Future Work Design

Meet the Brains Behind the Project: Jennifer Webster

By 5th January 2023 No Comments

There are many fantastic brains behind the Future Work Design project, which will be showcased in coming blogs.

Jennifer is a chartered psychologist who sits on the advisory panel for the DLUCH project. The national advisory panel acts as a sense checker, engaging in conversations with stakeholders to provide additional perspectives and offer alternative approaches. This is useful to the project to get an understanding of what the real concerns and issues are.

Jennifer works in a group of psychologists and human factor specialists and values opportunities to partner with universities and institutions to dive deeper into topics of interest.

The advisory board can provide ideas and suggestions to the development team based on their own experiences and expertise in industry – acting as an insight group. Their experience of applying strategies across different sectors, what they have learnt and how it could help inform the project team’s thinking are valuable to the development of the tool.

Jennifer is an advocate for employee and employer work-related stress risk conversations. HSE promotes a proactive approach to managing work-related stress and, her team at HSE has investigated how to encourage employees and managers to talk to one another more so issues can be identified before they become a problem.

The practicalities of the FWD tool interests Jennifer as she finds it fascinating to see how it is developed in an efficient manner by different people and different institutions. It is also part of her wider learning as HSE continues to develop official tools.

Interestingly, Jennifer comments:
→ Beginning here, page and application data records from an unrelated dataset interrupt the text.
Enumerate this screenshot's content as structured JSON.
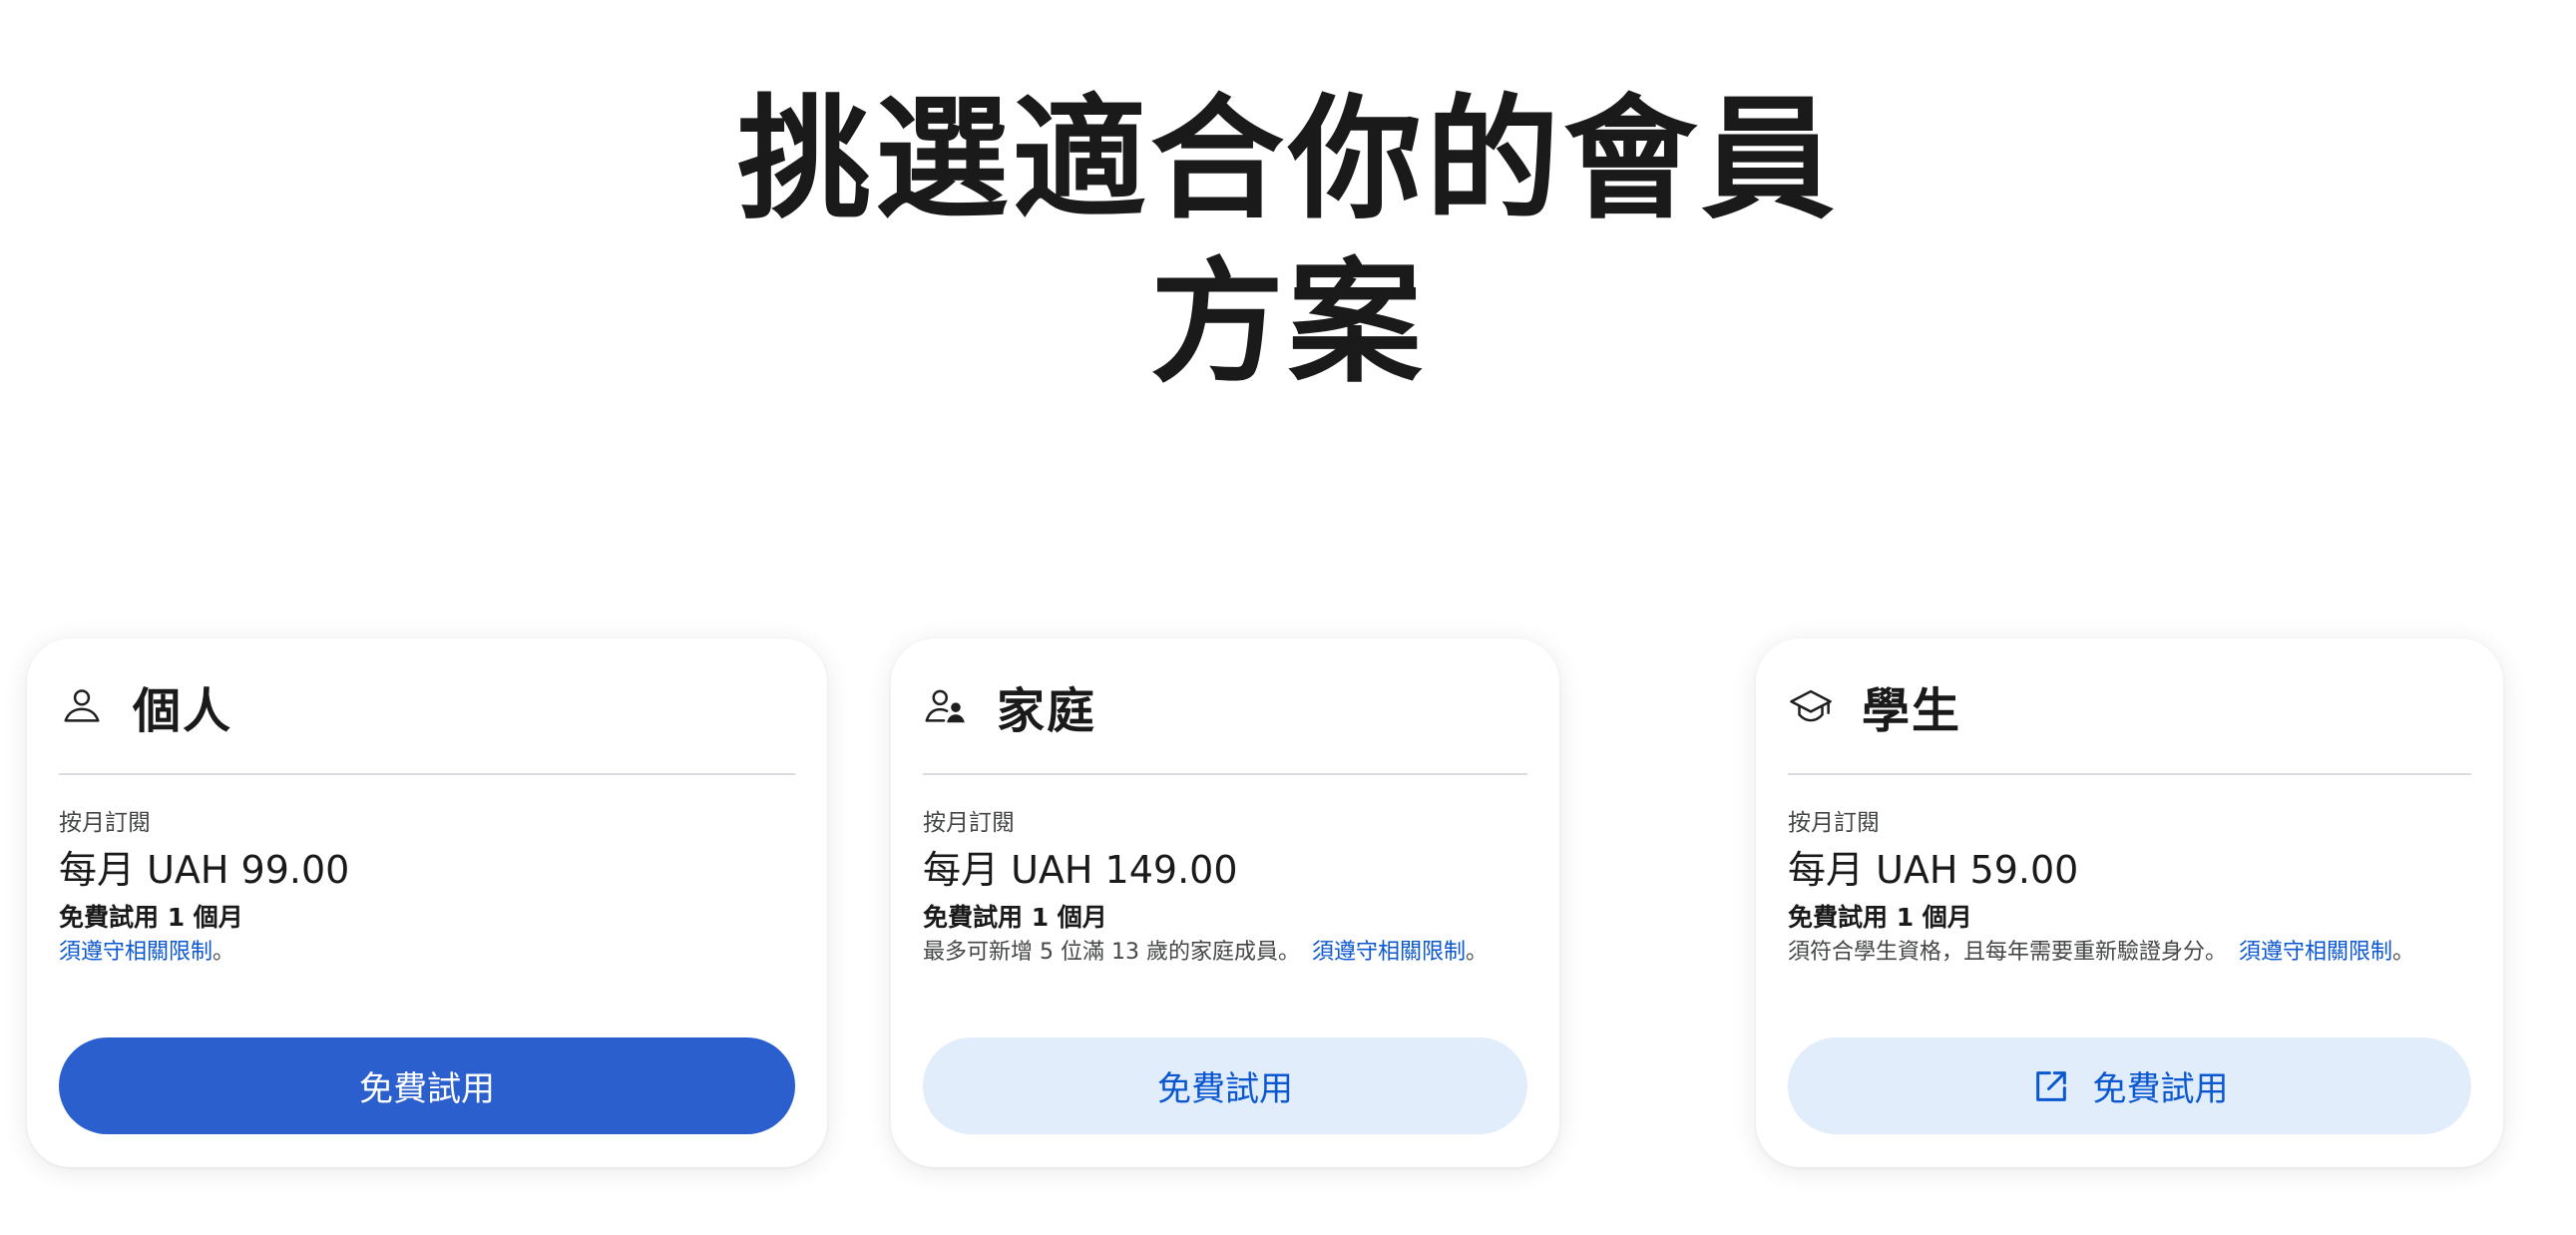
{
  "page": {
    "title_line1": "挑選適合你的會員",
    "title_line2": "方案"
  },
  "plans": [
    {
      "icon": "person-icon",
      "name": "個人",
      "billing_label": "按月訂閱",
      "price": "每月 UAH 99.00",
      "trial": "免費試用 1 個月",
      "note_text": "",
      "restrictions_link": "須遵守相關限制",
      "note_end": "。",
      "cta_label": "免費試用",
      "cta_style": "primary"
    },
    {
      "icon": "family-icon",
      "name": "家庭",
      "billing_label": "按月訂閱",
      "price": "每月 UAH 149.00",
      "trial": "免費試用 1 個月",
      "note_text": "最多可新增 5 位滿 13 歲的家庭成員。",
      "restrictions_link": "須遵守相關限制",
      "note_end": "。",
      "cta_label": "免費試用",
      "cta_style": "tonal"
    },
    {
      "icon": "graduation-cap-icon",
      "name": "學生",
      "billing_label": "按月訂閱",
      "price": "每月 UAH 59.00",
      "trial": "免費試用 1 個月",
      "note_text": "須符合學生資格，且每年需要重新驗證身分。",
      "restrictions_link": "須遵守相關限制",
      "note_end": "。",
      "cta_label": "免費試用",
      "cta_style": "tonal",
      "cta_icon": "open-in-new-icon"
    }
  ],
  "colors": {
    "primary_button": "#2b5fce",
    "tonal_button": "#e1edfb",
    "link": "#0b57d0"
  }
}
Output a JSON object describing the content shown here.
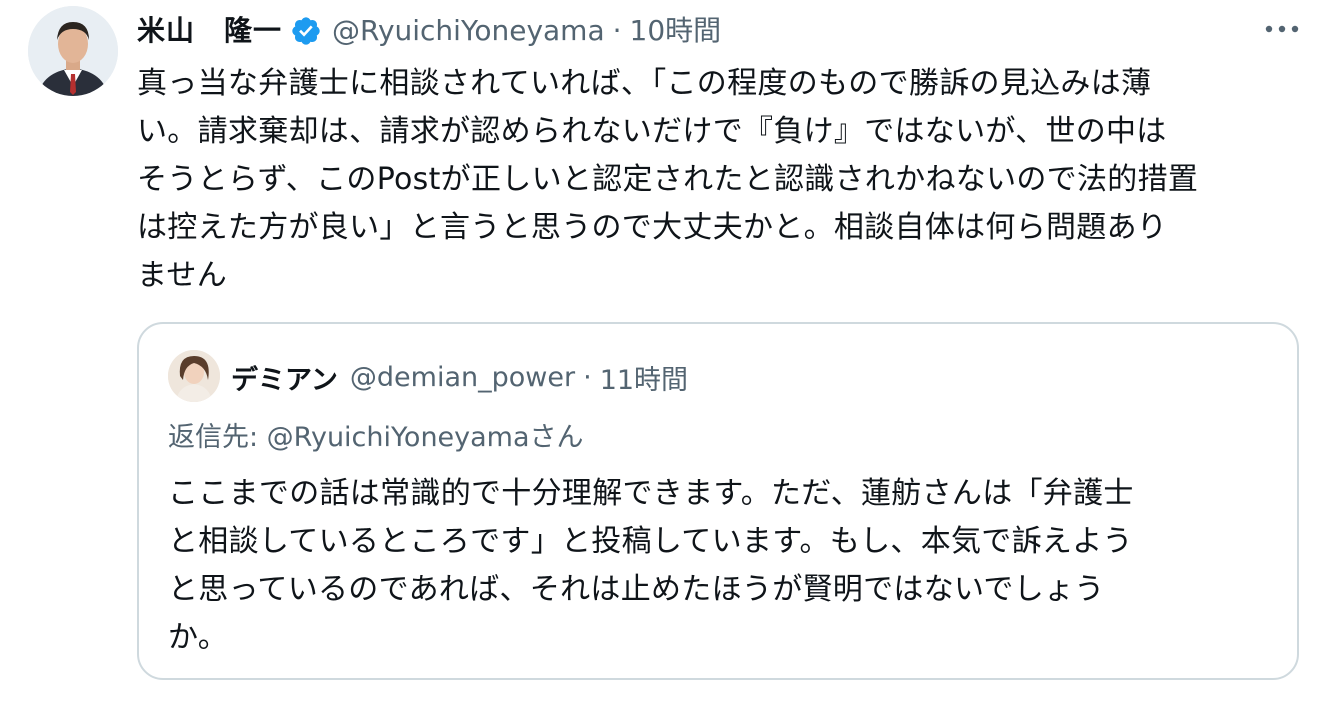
{
  "tweet": {
    "display_name": "米山　隆一",
    "handle": "@RyuichiYoneyama",
    "separator": "·",
    "time": "10時間",
    "more_icon": "more-horizontal-icon",
    "verified_icon": "verified-badge-icon",
    "verified_color": "#1d9bf0",
    "text": "真っ当な弁護士に相談されていれば、「この程度のもので勝訴の見込みは薄\nい。請求棄却は、請求が認められないだけで『負け』ではないが、世の中は\nそうとらず、このPostが正しいと認定されたと認識されかねないので法的措置\nは控えた方が良い」と言うと思うので大丈夫かと。相談自体は何ら問題あり\nません"
  },
  "quoted_tweet": {
    "display_name": "デミアン",
    "handle": "@demian_power",
    "separator": "·",
    "time": "11時間",
    "reply_to": "返信先: @RyuichiYoneyamaさん",
    "text": "ここまでの話は常識的で十分理解できます。ただ、蓮舫さんは「弁護士\nと相談しているところです」と投稿しています。もし、本気で訴えよう\nと思っているのであれば、それは止めたほうが賢明ではないでしょう\nか。"
  },
  "colors": {
    "text_primary": "#0f1419",
    "text_secondary": "#536471",
    "border": "#cfd9de"
  }
}
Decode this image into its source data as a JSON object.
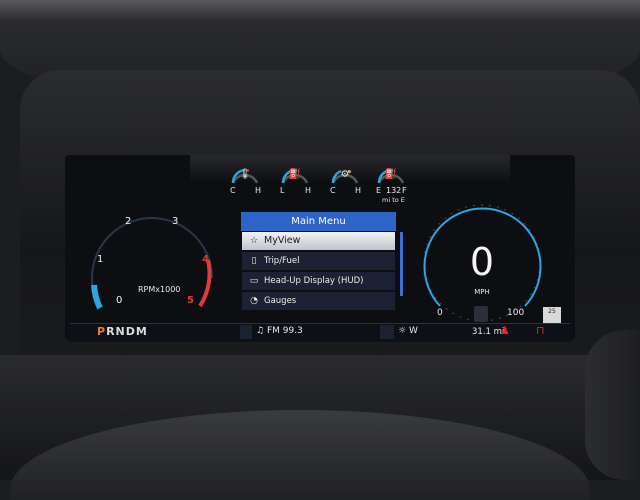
{
  "top_gauges": [
    {
      "name": "coolant-temp",
      "low": "C",
      "high": "H",
      "level": 0.5
    },
    {
      "name": "oil-temp",
      "low": "L",
      "high": "H",
      "level": 0.55
    },
    {
      "name": "trans-temp",
      "low": "C",
      "high": "H",
      "level": 0.4
    },
    {
      "name": "fuel",
      "low": "E",
      "high": "F",
      "level": 0.55,
      "range_value": "132",
      "range_unit": "mi to E"
    }
  ],
  "tach": {
    "ticks": [
      "0",
      "1",
      "2",
      "3",
      "4",
      "5"
    ],
    "redline_start": "4",
    "unit": "RPMx1000",
    "level": 0.08,
    "accent": "#2aa6e0",
    "redline_color": "#e23a3a"
  },
  "menu": {
    "title": "Main Menu",
    "items": [
      {
        "label": "MyView",
        "icon": "star-icon",
        "selected": true
      },
      {
        "label": "Trip/Fuel",
        "icon": "trip-icon",
        "selected": false
      },
      {
        "label": "Head-Up Display (HUD)",
        "icon": "hud-icon",
        "selected": false
      },
      {
        "label": "Gauges",
        "icon": "gauge-icon",
        "selected": false
      }
    ],
    "accent": "#2d64c8"
  },
  "speedo": {
    "value": "0",
    "unit": "MPH",
    "min_label": "0",
    "max_label": "100",
    "accent": "#2aa6e0"
  },
  "status": {
    "gear_active": "P",
    "gear_rest": "RNDM",
    "radio": "FM 99.3",
    "compass": "W",
    "odometer": "31.1 mi",
    "speed_limit_badge": "25"
  }
}
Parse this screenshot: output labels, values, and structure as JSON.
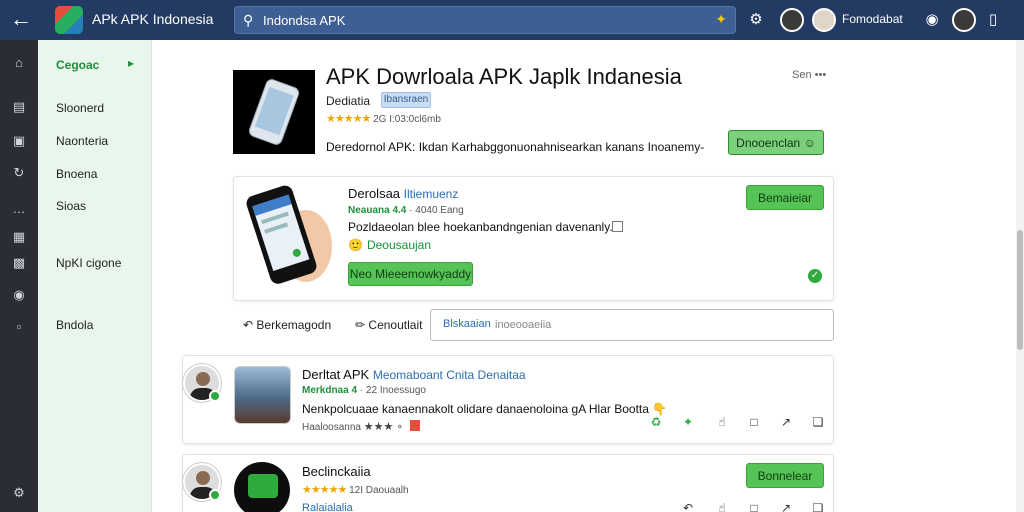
{
  "topbar": {
    "app_title": "APk APK Indonesia",
    "search_value": "Indondsa APK",
    "username": "Fomodabat"
  },
  "sidebar": {
    "header": "Cegoac",
    "items": [
      "Sloonerd",
      "Naonteria",
      "Bnoena",
      "Sioas",
      "NpKI cigone",
      "Bndola"
    ]
  },
  "hero": {
    "title": "APK Dowrloala APK Japlk Indanesia",
    "more": "Sen",
    "subtitle": "Dediatia",
    "badge": "Ibansraen",
    "rating_text": "2G I:03:0cl6mb",
    "description": "Deredornol APK: Ikdan Karhabggonuonahnisearkan kanans Inoanemy-",
    "download_label": "Dnooenclan"
  },
  "card1": {
    "title": "Derolsaa",
    "title_link": "Iltiemuenz",
    "meta_bold": "Neauana 4.4",
    "meta_rest": "· 4040 Eang",
    "description": "Pozldaeolan blee hoekanbandngenian davenanly.",
    "status_text": "Deousaujan",
    "action_label": "Neo Mieeemowkyaddy",
    "install_label": "Bemaieiar"
  },
  "actions": {
    "share_label": "Berkemagodn",
    "comment_label": "Cenoutlait",
    "comment_tag": "Blskaaian",
    "comment_placeholder": "inoeooaeiia"
  },
  "card2": {
    "title": "Derltat APK",
    "title_link": "Meomaboant Cnita Denaitaa",
    "meta_bold": "Merkdnaa 4",
    "meta_rest": "· 22 Inoessugo",
    "description": "Nenkpolcuaae kanaennakolt olidare danaenoloina gA Hlar Bootta",
    "footer_text": "Haaloosanna"
  },
  "card3": {
    "title": "Beclinckaiia",
    "rating_text": "12I Daouaalh",
    "install_label": "Bonnelear",
    "sub_text": "Ralaialalia"
  },
  "colors": {
    "topbar": "#233a63",
    "accent_green": "#56c356",
    "link_blue": "#2a6db2",
    "sidebar_bg": "#e8f6ec"
  },
  "icons": {
    "back": "arrow-left-icon",
    "search": "search-icon",
    "mic": "mic-icon",
    "settings": "gear-icon",
    "notifications": "bell-icon",
    "device": "phone-icon"
  }
}
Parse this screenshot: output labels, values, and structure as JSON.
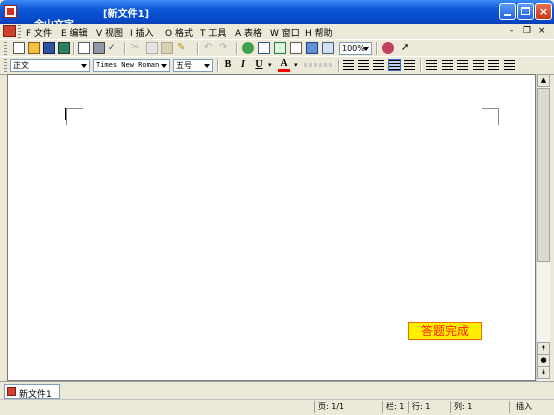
{
  "window": {
    "app_title": "金山文字",
    "separator": "—",
    "doc_title": "[新文件1]",
    "colors": {
      "title_gradient_top": "#3d8bf5",
      "title_gradient_bottom": "#0648c8",
      "close": "#c33a12"
    }
  },
  "menu": {
    "items": [
      {
        "label": "F 文件"
      },
      {
        "label": "E 编辑"
      },
      {
        "label": "V 视图"
      },
      {
        "label": "I 插入"
      },
      {
        "label": "O 格式"
      },
      {
        "label": "T 工具"
      },
      {
        "label": "A 表格"
      },
      {
        "label": "W 窗口"
      },
      {
        "label": "H 帮助"
      }
    ],
    "mdi_controls": [
      "-",
      "❐",
      "×"
    ]
  },
  "toolbar": {
    "zoom": "100%",
    "icons": [
      "new-icon",
      "open-icon",
      "save-icon",
      "save-as-icon",
      "print-preview-icon",
      "print-icon",
      "spellcheck-icon",
      "cut-icon",
      "copy-icon",
      "paste-icon",
      "format-painter-icon",
      "undo-icon",
      "redo-icon",
      "hyperlink-icon",
      "table-icon",
      "excel-icon",
      "columns-icon",
      "picture-icon",
      "chart-icon",
      "drawing-icon",
      "help-icon",
      "pointer-icon"
    ]
  },
  "format_bar": {
    "style": "正文",
    "font": "Times New Roman",
    "size": "五号",
    "bold": "B",
    "italic": "I",
    "underline": "U",
    "font_color": "A",
    "font_color_hex": "#ff0000"
  },
  "document": {
    "answer_button": "答题完成",
    "answer_button_colors": {
      "bg": "#ffee00",
      "text": "#ff2000"
    }
  },
  "tabs": [
    {
      "label": "新文件1"
    }
  ],
  "status": {
    "page": "页: 1/1",
    "section": "栏: 1",
    "line": "行: 1",
    "column": "列: 1",
    "mode": "插入"
  }
}
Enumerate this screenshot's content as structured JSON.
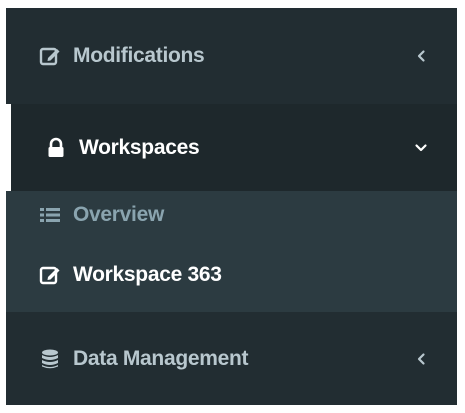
{
  "sidebar": {
    "items": [
      {
        "label": "Modifications",
        "icon": "edit-icon",
        "state": "collapsed",
        "chevron": "chevron-left-icon"
      },
      {
        "label": "Workspaces",
        "icon": "lock-icon",
        "state": "expanded",
        "chevron": "chevron-down-icon",
        "children": [
          {
            "label": "Overview",
            "icon": "list-icon"
          },
          {
            "label": "Workspace 363",
            "icon": "edit-icon"
          }
        ]
      },
      {
        "label": "Data Management",
        "icon": "database-icon",
        "state": "collapsed",
        "chevron": "chevron-left-icon"
      }
    ]
  },
  "colors": {
    "sidebar_bg": "#222d32",
    "active_bg": "#1e282c",
    "submenu_bg": "#2c3b41",
    "active_border": "#ffffff",
    "text_muted": "#b8c7ce",
    "text_submenu_muted": "#8aa4af",
    "text_active": "#ffffff"
  }
}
“For the past 10 years, work-related stress has remained at a constantly high level, but since the pandemic, it’s increased further. Looking at the literature and our own experience working with industry, we know that, on average across GB, organisations need to focus on preventing stress happening in the first place, rather than tackling the effects it has on the workforce.”

Jennifer believes that work-related stress requires investment by organisations in the same way they might invest in training or recruitment; they need to open up those conversations to try and bring those numbers down.

Jennifer comments on the tool:

“That’s the beauty of the tool, it takes hybrid work into consideration when addressing the stress risk prevention conversations”


Jennifer’s long-term vision for the tool is that it can be used by other sectors and transferred with ease. Launching within councils proves that the tool can work in multidisciplinary, complex workforces.

Everyone here at FWD is excited to see the results from this innovative tool and the ways it can support people in councils in our area and beyond!

Jennifer provides some real insight to the project. We’re excited to see what comes next for the Future Work Design risk assessment tool. To find out more about Phases 1 & 2, visit https://humanfactors.hull.ac.uk/futureworkdesign/.